The combination of these three conditions (Bakan could have added a fourth, which is that, unlike a human being, the corporation has no natural life span. It can in effect live and get bigger for ever) has far-reaching consequences.

The first is that among the interests the corporation has no business serving are those of the society that framed its governing rules. In the interests of shareholders, the corporation is not only entitled but obliged to offload on to others as many of the costs of making profits as possible.

In short, says shareholder activist Bob Monks, quoted by Bakan, the corporation is ‘an externalising machine, in the same way that a shark is a killing machine’ – not because it’s malevolent but because that’s the way it is designed. This in turn makes the whole notion of corporate social responsibility a logical nonsense, permissible only when it is in the best interests of the corporation (in which case it’s not corporate social responsibility) or when, ironically, it is insincere (ditto).

CSR, says Bakan baldly, ‘is an oxymoron’. You might just as well ask a great white to be nice to fish or a fox to go vegetarian. When it comes down to it, responsibility always takes second place to shareholder interests, in the name of which corporations constantly test the edges of legality and far overstep those of morality.

This truly is a world where, as he says, legal compliance is just another cost-benefit analysis. Bakan has hair-raising and gruesomely entertaining sections on spying, cheating and amazingly unethical marketing devices. He also notes three pages of alleged legal breaches by corporate role model GE sweatshops turning out goods for Nike and Wal-Mart and American companies’ reluctance to cease their involvement in Nazi Germany because it was good business for their shareholders.

Extraordinarily, Bakan recounts a fortunately inept but serious (and authenticated) business-backed plan to depose Roosevelt and install a fascist regime in the US in the 1930s.

The corporation has been much more successful by persuasion, to the extent that swathes of what used to be the public sphere and interest have been surrendered to it. And it still wants more.

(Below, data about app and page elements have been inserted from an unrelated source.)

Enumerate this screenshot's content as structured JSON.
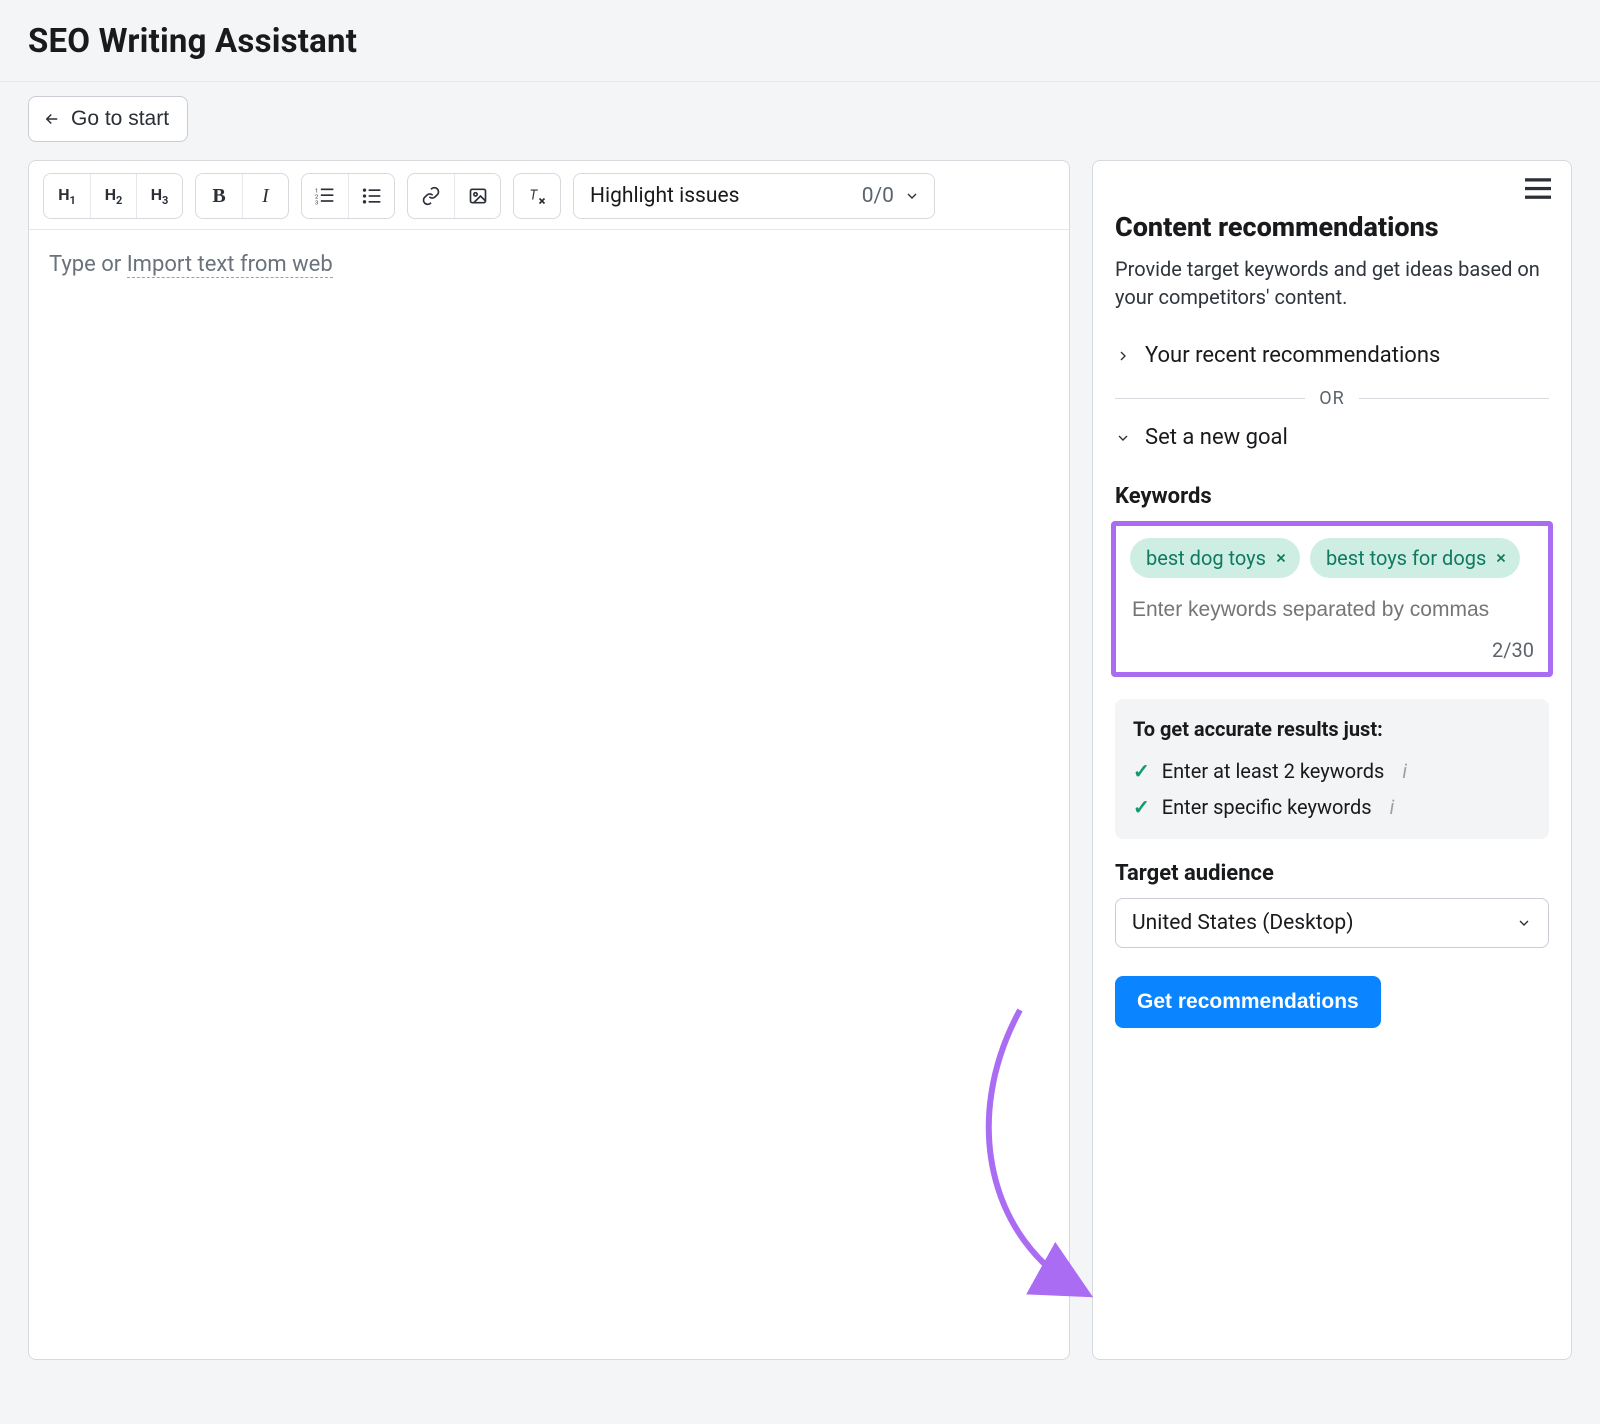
{
  "header": {
    "title": "SEO Writing Assistant"
  },
  "toolbar": {
    "go_to_start": "Go to start"
  },
  "editor": {
    "placeholder_prefix": "Type or ",
    "import_link": "Import text from web",
    "highlight_label": "Highlight issues",
    "highlight_count": "0/0"
  },
  "sidebar": {
    "title": "Content recommendations",
    "description": "Provide target keywords and get ideas based on your competitors' content.",
    "recent_label": "Your recent recommendations",
    "or_label": "OR",
    "new_goal_label": "Set a new goal",
    "keywords_label": "Keywords",
    "keywords": [
      "best dog toys",
      "best toys for dogs"
    ],
    "keywords_placeholder": "Enter keywords separated by commas",
    "keywords_count": "2/30",
    "tips": {
      "title": "To get accurate results just:",
      "items": [
        "Enter at least 2 keywords",
        "Enter specific keywords"
      ]
    },
    "audience_label": "Target audience",
    "audience_value": "United States (Desktop)",
    "cta": "Get recommendations"
  }
}
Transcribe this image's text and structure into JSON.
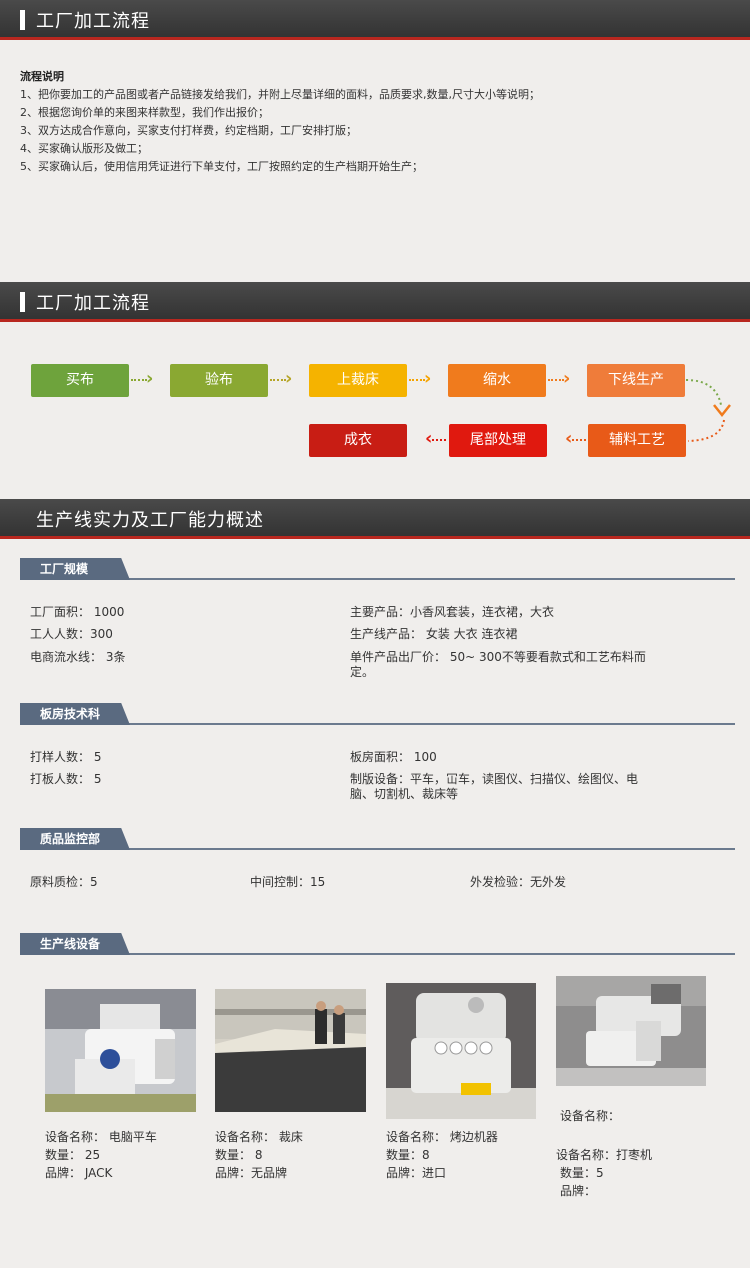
{
  "section1": {
    "title": "工厂加工流程"
  },
  "intro": {
    "heading": "流程说明",
    "lines": [
      "1、把你要加工的产品图或者产品链接发给我们，并附上尽量详细的面料，品质要求,数量,尺寸大小等说明；",
      "2、根据您询价单的来图来样款型，我们作出报价；",
      "3、双方达成合作意向，买家支付打样费，约定档期，工厂安排打版；",
      "4、买家确认版形及做工；",
      "5、买家确认后，使用信用凭证进行下单支付，工厂按照约定的生产档期开始生产；"
    ]
  },
  "section2": {
    "title": "工厂加工流程"
  },
  "flow": {
    "row1": [
      "买布",
      "验布",
      "上裁床",
      "缩水",
      "下线生产"
    ],
    "row2": [
      "成衣",
      "尾部处理",
      "辅料工艺"
    ],
    "colors": [
      "#6ea33c",
      "#8aa832",
      "#f5b300",
      "#f07b1d",
      "#ef7c3a",
      "#c81d14",
      "#e0190f",
      "#e85a18"
    ]
  },
  "section3": {
    "title": "生产线实力及工厂能力概述"
  },
  "scale": {
    "tab": "工厂规模",
    "left": [
      "工厂面积： 1000",
      "工人人数：300",
      "电商流水线： 3条"
    ],
    "right": [
      "主要产品：小香风套装，连衣裙，大衣",
      "生产线产品： 女装    大衣  连衣裙",
      "单件产品出厂价： 50~ 300不等要看款式和工艺布料而定。"
    ]
  },
  "tech": {
    "tab": "板房技术科",
    "left": [
      "打样人数： 5",
      "打板人数： 5"
    ],
    "right": [
      "板房面积： 100",
      "制版设备：平车，冚车，读图仪、扫描仪、绘图仪、电脑、切割机、裁床等"
    ]
  },
  "qc": {
    "tab": "质品监控部",
    "items": [
      "原料质检：5",
      "中间控制：15",
      "外发检验：无外发"
    ]
  },
  "equipment": {
    "tab": "生产线设备",
    "items": [
      {
        "name": "设备名称：  电脑平车",
        "qty": "数量：  25",
        "brand": "品牌：  JACK"
      },
      {
        "name": "设备名称：  裁床",
        "qty": "数量：  8",
        "brand": "品牌：无品牌"
      },
      {
        "name": "设备名称：  烤边机器",
        "qty": "数量：8",
        "brand": "品牌：进口"
      },
      {
        "name0": "设备名称：",
        "name": "设备名称：打枣机",
        "qty": "数量：5",
        "brand": "品牌："
      }
    ]
  }
}
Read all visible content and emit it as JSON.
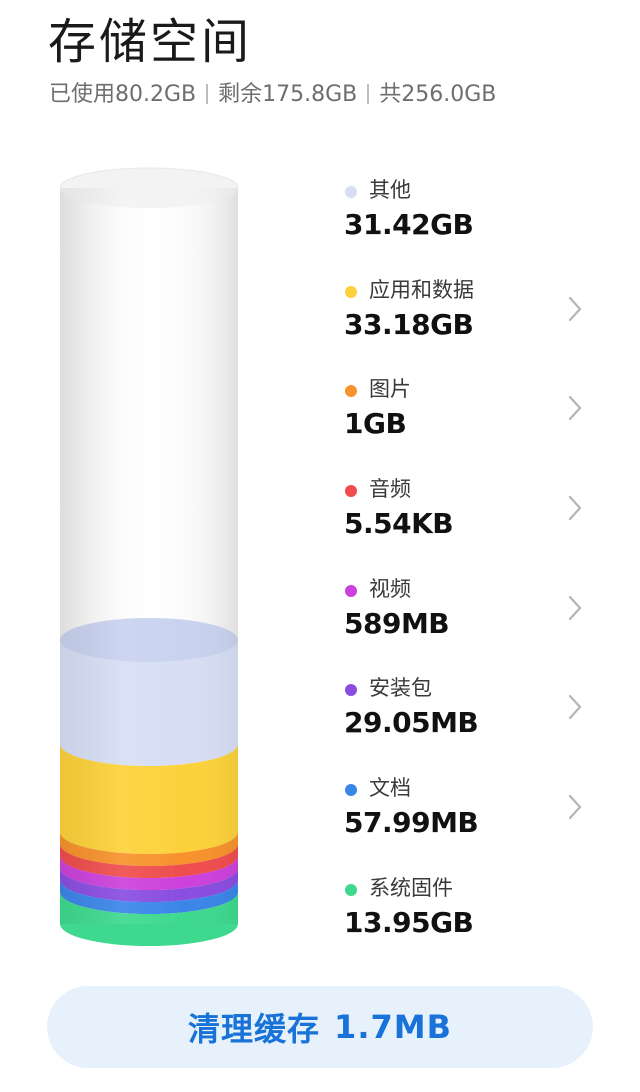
{
  "header": {
    "title": "存储空间",
    "used": "已使用80.2GB",
    "free": "剩余175.8GB",
    "total": "共256.0GB"
  },
  "storage": {
    "categories": [
      {
        "label": "其他",
        "value": "31.42GB",
        "color": "#d7def4",
        "has_chevron": false
      },
      {
        "label": "应用和数据",
        "value": "33.18GB",
        "color": "#fcd23a",
        "has_chevron": true
      },
      {
        "label": "图片",
        "value": "1GB",
        "color": "#f7922c",
        "has_chevron": true
      },
      {
        "label": "音频",
        "value": "5.54KB",
        "color": "#ef4d4d",
        "has_chevron": true
      },
      {
        "label": "视频",
        "value": "589MB",
        "color": "#cc41db",
        "has_chevron": true
      },
      {
        "label": "安装包",
        "value": "29.05MB",
        "color": "#8a4de0",
        "has_chevron": true
      },
      {
        "label": "文档",
        "value": "57.99MB",
        "color": "#3a86e8",
        "has_chevron": true
      },
      {
        "label": "系统固件",
        "value": "13.95GB",
        "color": "#3ed98e",
        "has_chevron": false
      }
    ],
    "capacity_color": "#f7f7f7"
  },
  "clean_button": {
    "label": "清理缓存",
    "size": "1.7MB",
    "text_color": "#1872d8",
    "bg_color": "#e6f1fc"
  }
}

But as the dominance grows, so do the flaws. In a nightmare version of the effect of the invisible hand, everyone pursuing their own self-interest increasingly produces results no one wants or intends (in the extreme, planetary collapse), but for which no one is responsible. And the pathologically narrow and materialistic view of human nature that underpins today’s corporate form not only dominates economic activity – it is also altering humanity.

‘In a world where anything or anyone can be owned, manipulated, and exploited for profit, everything and everyone will eventually be,’ Bakan warns. The sorcerer’s apprentice is running amok the corporation is remaking us in its own stunted and undersocialised image.

This lucid and urgent book does leave a couple of stones unturned. It perhaps overestimates the global hegemony of the US model (although not its fundamentalist zeal for hegemony) shareholders certainly own rights in companies, but the assets themselves?

Then again it underestimates, or rather does not address, the formidable extent to which the model is underpinned by dominant academic theory. And, perhaps not surprisingly, Bakan’s remedies are less well thought-out than his cool and authorititative analysis.

He is, though, undoubtedly right that it’s time to destroy the pernicious and self-serving idea of the corporation as a ‘natural entity’. It’s not. It has a right to exist because society gave it one.

The corporation was created as an instrument of public policy, and its licence can still, theoretically, be revoked. The presumption of freedom from regulation is otiose. The corporation needs to be re-made in our image – in law, in theory and in practice.

The Observer, 24 October 2004